Coming off one book and going right into another in a different genre means getting comfortable with a new story, new characters, a new setting, and sometimes a new voice – not always an easy thing to do quickly.
One thing that helps me when the clock is ticking is to bring a visual element into the process, like this:
I call this a spread, and it serves several purposes. Putting faces on my characters helps me get to know them faster, and even just a little imagery of my setting brings me into it, and makes the people and the places seem more immediate in my mind – less like ideas, and more like things that are actually there.
More than just helping familiarize me with the new, doing this helps get me away from whatever I was working on before – I don’t want aliens or dragons on my mind when I’m writing about a bed and breakfast in central Oregon.
A spread doesn’t have to be pretty, and of course there aren’t any hard and fast rules for what it has to include – sometimes I’ve got the whole book outlined in it, and sometimes it’s really just the cast and their faces.
A spread is a place for any information that you might find useful; I once wrote on one in big, bold letters: “The theme is forgiveness.
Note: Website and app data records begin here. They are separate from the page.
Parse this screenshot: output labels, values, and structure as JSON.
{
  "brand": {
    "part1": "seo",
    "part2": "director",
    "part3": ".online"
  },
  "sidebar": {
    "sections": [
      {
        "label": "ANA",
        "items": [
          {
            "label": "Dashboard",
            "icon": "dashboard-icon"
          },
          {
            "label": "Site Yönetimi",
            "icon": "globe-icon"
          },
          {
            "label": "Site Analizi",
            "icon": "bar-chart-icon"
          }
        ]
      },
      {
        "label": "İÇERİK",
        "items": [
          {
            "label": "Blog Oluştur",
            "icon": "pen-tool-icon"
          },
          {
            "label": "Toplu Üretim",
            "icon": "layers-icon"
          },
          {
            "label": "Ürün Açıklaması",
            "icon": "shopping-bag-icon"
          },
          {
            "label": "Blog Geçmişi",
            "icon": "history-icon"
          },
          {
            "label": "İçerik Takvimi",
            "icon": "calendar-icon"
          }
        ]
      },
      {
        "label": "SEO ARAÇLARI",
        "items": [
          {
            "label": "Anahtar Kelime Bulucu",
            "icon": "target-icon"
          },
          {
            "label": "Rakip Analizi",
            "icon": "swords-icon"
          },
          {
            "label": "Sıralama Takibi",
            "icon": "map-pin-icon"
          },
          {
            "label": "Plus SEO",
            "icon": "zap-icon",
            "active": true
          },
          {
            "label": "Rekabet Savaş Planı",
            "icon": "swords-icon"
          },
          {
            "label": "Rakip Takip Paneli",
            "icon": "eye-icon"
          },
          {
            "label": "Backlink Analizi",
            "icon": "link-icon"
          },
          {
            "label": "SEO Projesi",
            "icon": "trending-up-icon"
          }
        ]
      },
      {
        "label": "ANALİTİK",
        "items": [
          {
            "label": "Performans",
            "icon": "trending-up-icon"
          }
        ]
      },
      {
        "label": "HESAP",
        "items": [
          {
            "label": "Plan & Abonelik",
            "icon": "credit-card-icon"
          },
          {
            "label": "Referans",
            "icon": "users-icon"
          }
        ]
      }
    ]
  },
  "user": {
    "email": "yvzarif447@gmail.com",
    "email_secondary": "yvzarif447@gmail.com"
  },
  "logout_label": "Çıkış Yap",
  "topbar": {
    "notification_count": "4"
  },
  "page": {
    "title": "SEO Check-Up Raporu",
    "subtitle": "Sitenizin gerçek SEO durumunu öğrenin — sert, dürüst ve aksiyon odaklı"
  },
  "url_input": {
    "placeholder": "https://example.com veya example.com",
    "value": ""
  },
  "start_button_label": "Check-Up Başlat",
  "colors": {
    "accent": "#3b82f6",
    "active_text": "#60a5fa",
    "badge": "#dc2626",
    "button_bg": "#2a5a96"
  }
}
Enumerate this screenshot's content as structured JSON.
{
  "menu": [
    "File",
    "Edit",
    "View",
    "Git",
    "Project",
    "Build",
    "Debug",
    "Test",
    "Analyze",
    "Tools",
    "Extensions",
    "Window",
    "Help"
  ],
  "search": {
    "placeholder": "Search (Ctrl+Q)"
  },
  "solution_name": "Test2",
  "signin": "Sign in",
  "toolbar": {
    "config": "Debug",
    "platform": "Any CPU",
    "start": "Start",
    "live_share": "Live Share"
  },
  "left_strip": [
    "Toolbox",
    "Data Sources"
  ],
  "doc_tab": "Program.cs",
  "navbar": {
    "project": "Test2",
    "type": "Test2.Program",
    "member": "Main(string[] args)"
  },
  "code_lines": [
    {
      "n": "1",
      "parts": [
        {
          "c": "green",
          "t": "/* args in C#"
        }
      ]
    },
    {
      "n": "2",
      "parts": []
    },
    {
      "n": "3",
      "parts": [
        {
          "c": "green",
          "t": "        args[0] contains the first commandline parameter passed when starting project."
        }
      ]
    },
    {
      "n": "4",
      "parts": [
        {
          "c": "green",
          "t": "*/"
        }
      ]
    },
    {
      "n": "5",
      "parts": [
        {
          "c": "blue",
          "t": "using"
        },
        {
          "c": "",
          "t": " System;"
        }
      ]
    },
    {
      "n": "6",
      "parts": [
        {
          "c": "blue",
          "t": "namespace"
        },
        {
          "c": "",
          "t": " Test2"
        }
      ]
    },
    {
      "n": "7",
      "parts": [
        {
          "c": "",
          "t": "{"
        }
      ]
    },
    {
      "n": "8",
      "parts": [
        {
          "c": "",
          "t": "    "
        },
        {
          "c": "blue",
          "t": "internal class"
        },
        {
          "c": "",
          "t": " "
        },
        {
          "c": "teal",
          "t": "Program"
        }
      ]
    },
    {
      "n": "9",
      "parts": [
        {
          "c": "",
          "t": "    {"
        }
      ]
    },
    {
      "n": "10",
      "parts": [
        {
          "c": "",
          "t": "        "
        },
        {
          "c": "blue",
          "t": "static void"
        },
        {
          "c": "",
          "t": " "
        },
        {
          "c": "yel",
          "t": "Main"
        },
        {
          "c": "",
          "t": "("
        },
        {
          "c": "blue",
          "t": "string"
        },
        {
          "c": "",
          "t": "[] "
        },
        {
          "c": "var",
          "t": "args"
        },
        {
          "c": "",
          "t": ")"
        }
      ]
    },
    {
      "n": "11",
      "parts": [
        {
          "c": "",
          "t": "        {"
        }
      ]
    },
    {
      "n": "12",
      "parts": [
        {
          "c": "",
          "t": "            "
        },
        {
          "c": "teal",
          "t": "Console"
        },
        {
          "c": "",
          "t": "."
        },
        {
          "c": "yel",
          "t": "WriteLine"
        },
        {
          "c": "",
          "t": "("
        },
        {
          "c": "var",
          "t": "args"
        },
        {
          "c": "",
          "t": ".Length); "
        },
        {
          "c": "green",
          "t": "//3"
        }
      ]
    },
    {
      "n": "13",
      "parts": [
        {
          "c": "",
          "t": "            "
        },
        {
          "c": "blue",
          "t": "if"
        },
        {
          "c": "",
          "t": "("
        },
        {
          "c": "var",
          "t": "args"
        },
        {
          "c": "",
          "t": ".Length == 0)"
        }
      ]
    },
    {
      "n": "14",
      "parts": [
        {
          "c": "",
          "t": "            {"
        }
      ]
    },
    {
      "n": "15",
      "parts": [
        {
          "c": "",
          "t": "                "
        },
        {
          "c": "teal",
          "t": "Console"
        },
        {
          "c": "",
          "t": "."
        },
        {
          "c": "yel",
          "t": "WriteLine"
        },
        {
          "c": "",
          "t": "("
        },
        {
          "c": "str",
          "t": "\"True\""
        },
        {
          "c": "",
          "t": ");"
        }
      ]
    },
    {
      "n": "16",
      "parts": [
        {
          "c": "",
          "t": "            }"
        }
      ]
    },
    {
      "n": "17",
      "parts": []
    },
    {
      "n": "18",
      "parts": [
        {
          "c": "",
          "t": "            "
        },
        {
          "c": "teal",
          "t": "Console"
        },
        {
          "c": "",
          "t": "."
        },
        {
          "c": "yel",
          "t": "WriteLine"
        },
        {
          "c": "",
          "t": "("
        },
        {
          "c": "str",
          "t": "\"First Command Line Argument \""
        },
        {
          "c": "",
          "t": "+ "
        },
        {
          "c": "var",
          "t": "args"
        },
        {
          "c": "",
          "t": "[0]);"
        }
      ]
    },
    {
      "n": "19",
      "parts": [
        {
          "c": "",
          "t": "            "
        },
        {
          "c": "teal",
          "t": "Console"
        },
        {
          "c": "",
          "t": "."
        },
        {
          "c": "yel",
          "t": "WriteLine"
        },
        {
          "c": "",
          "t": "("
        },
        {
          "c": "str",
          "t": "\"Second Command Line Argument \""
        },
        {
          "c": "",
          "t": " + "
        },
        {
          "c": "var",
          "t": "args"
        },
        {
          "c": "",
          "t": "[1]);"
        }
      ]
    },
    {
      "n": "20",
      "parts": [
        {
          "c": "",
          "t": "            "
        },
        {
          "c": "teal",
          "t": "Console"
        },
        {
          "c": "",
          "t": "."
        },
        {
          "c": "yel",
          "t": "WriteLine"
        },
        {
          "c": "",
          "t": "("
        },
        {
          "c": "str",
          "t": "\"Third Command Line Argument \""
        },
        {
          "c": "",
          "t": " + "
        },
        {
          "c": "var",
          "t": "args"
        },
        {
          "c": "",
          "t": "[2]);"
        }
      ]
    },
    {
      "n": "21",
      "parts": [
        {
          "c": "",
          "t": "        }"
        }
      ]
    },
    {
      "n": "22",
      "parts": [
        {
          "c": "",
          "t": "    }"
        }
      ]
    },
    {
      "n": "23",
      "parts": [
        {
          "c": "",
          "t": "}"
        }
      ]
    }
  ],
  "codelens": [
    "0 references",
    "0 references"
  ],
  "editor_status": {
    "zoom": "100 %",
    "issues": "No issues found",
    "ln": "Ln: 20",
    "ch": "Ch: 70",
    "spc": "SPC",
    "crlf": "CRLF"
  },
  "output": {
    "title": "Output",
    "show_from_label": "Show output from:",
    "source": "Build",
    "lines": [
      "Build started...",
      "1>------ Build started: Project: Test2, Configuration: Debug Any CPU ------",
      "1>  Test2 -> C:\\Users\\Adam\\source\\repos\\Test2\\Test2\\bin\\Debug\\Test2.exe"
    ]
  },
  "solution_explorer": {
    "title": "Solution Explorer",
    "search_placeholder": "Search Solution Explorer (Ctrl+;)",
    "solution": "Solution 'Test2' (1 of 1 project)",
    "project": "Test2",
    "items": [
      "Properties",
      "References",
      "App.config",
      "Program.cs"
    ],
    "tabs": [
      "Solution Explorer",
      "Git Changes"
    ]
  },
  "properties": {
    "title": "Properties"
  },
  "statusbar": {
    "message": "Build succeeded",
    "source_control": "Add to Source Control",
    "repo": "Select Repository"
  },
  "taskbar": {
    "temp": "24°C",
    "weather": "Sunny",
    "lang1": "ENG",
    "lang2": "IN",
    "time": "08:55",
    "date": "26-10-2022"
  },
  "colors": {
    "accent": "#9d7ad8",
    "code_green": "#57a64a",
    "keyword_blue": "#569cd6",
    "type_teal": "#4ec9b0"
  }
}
Don’t get carried away.” And that was a constant reminder as I worked my way through that initial draft.
If I’ve just finished a book with a massive cast of characters, and my next one also has a massive cast of characters – and of course I’m haunted at all times by the casts of dozens of novels past – that can make for a lot of people to keep track of.
But when I’m in a first draft, the only cast that matters is the one that I’m currently writing – so a good spread can be a very useful quick reference tool if I ever start to lose track.
Laying things out visually can help with cast balance and story structure, because you can look at your lineup and scenario from a different perspective than you would in a word document, and that can let you see patterns or tendencies you have that you might not have noticed in your work. You might discover that too much of your cast is improbably attractive, not diverse enough, or that you’ve inadvertently developed a penchant for setting climactic action scenes in churches in the rain – all problems I have, and routinely ignore. But at least I know I have them, and I might not otherwise.
Obviously this isn’t going to be useful for everyone, but it can be fun, even therapeutic to do. I like to do my own art, or if there’s no time, at least outsource it – but if that’s not an option, there’s always your favorite celebrities to lend faces to your characters if you don’t already have something in mind. My regulars seem to be Ron Perlman, Mads Mikkelsen, and Adrien Brody. I think I’ve cast Adrien Brody in about 90% of my books. I know what you’re thinking, and you’re right.
It’s also a lot of fun to look through old spreads for books you did in the past, and compare the initial blueprint to what you actually ended up writing. Also to occasionally ask yourself what on earth you were thinking, and if you shouldn’t find another career.
If you’re having trouble shaking off one world in favor of the one you’re planning to write next, it might be worthwhile to try something like this – I know it helps me. Sometimes I’ll even set a spread as my desktop wallpaper so I don’t lose sight of where my head needs to be.
And I’d completely forgotten that I cast Taylor Swift in Glory, and Kristin Stewart in LCI.